**What to produce:**
In the records below, take the line containing "Output a JSON" and every line following it, and write them out exactly.

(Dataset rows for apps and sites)
=======

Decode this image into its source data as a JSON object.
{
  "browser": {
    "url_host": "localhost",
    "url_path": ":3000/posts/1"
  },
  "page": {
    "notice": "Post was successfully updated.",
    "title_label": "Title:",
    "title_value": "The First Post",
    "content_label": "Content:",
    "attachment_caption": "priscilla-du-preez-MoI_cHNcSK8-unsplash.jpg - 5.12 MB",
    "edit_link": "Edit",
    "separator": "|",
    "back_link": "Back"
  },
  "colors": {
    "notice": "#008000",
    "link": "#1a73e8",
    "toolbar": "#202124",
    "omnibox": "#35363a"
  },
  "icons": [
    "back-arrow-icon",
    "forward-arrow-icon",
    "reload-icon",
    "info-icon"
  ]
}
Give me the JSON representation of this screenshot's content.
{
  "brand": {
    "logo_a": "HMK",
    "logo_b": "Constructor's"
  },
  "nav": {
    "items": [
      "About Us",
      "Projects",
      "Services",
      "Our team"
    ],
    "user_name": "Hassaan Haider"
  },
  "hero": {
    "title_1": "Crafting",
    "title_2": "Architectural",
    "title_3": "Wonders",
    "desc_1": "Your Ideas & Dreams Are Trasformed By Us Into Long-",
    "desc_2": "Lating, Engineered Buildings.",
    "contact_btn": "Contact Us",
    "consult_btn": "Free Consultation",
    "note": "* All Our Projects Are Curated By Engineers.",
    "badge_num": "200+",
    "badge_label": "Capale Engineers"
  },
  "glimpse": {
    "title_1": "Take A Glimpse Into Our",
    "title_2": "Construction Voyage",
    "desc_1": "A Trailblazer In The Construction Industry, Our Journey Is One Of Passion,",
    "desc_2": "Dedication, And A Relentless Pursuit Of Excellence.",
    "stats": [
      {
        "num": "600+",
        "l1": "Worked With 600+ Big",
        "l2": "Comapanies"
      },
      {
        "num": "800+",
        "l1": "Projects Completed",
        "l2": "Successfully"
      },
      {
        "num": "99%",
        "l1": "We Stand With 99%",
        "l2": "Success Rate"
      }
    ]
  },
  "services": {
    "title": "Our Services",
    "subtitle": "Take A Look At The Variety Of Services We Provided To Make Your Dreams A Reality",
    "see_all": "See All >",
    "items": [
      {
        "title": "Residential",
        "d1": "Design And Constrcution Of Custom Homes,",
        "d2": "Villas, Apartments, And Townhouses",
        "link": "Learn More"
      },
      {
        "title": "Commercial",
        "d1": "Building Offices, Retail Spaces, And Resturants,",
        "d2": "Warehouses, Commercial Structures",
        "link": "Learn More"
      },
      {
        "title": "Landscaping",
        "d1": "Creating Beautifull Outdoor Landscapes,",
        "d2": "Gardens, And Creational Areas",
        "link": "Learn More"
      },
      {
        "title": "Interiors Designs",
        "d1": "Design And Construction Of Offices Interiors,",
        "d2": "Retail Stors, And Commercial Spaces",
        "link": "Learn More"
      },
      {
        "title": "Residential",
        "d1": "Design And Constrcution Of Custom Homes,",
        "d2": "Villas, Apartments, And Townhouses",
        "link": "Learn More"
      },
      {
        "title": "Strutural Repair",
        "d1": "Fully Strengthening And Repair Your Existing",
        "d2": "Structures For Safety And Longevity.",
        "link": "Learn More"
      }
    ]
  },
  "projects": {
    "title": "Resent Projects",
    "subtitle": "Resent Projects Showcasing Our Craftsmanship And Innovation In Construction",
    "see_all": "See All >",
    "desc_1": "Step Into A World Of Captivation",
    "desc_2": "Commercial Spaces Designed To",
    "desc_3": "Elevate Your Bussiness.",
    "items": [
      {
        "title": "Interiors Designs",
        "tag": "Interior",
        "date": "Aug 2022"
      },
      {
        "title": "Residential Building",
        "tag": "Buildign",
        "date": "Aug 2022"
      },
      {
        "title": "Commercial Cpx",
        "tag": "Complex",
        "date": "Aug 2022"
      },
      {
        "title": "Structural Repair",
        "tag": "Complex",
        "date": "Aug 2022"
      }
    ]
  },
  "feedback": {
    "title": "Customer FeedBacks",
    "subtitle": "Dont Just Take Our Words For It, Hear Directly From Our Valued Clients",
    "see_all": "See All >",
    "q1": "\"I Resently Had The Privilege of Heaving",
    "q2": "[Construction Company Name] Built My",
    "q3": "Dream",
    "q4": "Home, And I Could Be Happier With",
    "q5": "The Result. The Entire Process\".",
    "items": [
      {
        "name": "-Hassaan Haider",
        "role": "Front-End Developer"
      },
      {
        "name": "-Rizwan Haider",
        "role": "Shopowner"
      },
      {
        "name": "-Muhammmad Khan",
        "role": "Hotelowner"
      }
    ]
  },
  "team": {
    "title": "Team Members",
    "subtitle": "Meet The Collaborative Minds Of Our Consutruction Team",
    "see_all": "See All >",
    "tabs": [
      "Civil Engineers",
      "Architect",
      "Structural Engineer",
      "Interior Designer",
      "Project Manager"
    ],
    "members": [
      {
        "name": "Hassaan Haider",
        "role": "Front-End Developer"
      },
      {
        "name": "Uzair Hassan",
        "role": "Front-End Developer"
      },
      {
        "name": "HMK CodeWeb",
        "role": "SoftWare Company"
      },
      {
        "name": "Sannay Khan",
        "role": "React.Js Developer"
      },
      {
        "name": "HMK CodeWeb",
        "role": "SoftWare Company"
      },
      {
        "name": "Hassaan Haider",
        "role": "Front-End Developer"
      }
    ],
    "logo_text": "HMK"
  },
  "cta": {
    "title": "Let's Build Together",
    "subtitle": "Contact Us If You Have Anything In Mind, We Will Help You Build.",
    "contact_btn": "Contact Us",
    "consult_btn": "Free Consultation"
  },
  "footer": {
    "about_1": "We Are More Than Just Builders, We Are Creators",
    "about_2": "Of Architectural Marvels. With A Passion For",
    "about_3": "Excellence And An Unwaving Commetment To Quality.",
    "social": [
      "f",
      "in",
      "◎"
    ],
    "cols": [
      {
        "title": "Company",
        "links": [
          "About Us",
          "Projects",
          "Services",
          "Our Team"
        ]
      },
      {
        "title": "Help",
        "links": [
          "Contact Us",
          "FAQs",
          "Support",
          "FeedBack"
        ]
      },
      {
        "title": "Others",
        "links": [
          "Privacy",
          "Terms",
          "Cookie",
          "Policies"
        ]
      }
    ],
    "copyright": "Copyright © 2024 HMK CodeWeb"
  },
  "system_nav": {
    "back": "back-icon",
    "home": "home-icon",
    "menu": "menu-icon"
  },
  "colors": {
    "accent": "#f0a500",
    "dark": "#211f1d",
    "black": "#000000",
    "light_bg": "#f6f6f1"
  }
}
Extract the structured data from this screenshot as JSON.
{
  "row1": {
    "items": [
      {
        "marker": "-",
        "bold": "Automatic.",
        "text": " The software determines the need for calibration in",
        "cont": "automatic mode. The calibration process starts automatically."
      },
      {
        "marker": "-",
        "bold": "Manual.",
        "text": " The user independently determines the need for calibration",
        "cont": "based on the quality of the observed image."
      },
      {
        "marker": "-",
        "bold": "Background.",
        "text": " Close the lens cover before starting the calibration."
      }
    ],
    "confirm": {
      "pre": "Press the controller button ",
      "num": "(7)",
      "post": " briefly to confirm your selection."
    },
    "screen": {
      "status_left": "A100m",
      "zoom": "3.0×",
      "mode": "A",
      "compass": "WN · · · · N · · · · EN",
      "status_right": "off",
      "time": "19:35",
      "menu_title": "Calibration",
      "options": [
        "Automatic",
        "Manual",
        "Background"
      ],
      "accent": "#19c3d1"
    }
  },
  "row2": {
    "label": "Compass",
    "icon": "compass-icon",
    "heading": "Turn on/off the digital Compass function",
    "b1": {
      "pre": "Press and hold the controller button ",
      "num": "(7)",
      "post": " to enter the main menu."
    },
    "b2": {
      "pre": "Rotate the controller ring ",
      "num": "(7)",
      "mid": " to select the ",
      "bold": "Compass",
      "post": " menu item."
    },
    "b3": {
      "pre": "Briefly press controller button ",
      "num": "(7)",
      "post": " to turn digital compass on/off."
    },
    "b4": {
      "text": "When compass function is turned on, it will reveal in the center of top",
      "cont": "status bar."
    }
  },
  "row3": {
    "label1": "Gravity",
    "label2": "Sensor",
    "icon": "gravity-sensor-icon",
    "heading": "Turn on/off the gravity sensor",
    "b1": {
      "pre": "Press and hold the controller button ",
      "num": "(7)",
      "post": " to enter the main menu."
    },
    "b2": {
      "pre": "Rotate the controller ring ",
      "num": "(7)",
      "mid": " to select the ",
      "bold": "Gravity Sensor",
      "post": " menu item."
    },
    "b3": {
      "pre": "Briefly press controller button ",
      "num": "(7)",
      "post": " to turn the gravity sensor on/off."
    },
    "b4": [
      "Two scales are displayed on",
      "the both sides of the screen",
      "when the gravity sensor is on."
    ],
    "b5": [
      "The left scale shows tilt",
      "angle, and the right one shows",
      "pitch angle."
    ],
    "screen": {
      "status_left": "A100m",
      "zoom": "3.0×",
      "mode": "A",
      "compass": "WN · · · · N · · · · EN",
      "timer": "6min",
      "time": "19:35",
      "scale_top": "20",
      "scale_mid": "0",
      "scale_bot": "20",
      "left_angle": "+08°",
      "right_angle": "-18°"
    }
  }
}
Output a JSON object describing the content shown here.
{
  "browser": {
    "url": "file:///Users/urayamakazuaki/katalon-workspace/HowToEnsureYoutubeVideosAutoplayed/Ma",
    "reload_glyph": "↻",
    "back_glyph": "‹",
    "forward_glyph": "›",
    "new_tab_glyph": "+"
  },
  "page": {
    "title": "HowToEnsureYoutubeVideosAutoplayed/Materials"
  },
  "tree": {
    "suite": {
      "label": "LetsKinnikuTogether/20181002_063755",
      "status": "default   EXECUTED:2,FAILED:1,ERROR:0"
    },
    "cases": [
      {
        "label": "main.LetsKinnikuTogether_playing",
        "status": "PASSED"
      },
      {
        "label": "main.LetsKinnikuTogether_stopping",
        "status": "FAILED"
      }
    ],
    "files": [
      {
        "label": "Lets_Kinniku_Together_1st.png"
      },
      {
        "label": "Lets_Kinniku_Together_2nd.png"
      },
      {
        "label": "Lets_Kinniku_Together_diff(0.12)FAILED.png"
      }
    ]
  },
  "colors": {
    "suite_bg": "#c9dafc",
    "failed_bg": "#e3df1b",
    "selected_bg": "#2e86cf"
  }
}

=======

**Task response:**
Output a JSON object describing the content shown here.
{
  "browser": {
    "url": "file:///Users/urayamakazuaki/katalon-workspace/HowToEnsureYoutubeVideosAutoplayed/Ma",
    "reload_glyph": "↻",
    "back_glyph": "‹",
    "forward_glyph": "›",
    "new_tab_glyph": "+"
  },
  "page": {
    "title": "HowToEnsureYoutubeVideosAutoplayed/Materials"
  },
  "tree": {
    "suite": {
      "label": "LetsKinnikuTogether/20181002_063755",
      "status": "default   EXECUTED:2,FAILED:1,ERROR:0"
    },
    "cases": [
      {
        "label": "main.LetsKinnikuTogether_playing",
        "status": "PASSED"
      },
      {
        "label": "main.LetsKinnikuTogether_stopping",
        "status": "FAILED"
      }
    ],
    "files": [
      {
        "label": "Lets_Kinniku_Together_1st.png"
      },
      {
        "label": "Lets_Kinniku_Together_2nd.png"
      },
      {
        "label": "Lets_Kinniku_Together_diff(0.12)FAILED.png"
      }
    ]
  },
  "colors": {
    "suite_bg": "#c9dafc",
    "failed_bg": "#e3df1b",
    "selected_bg": "#2e86cf"
  }
}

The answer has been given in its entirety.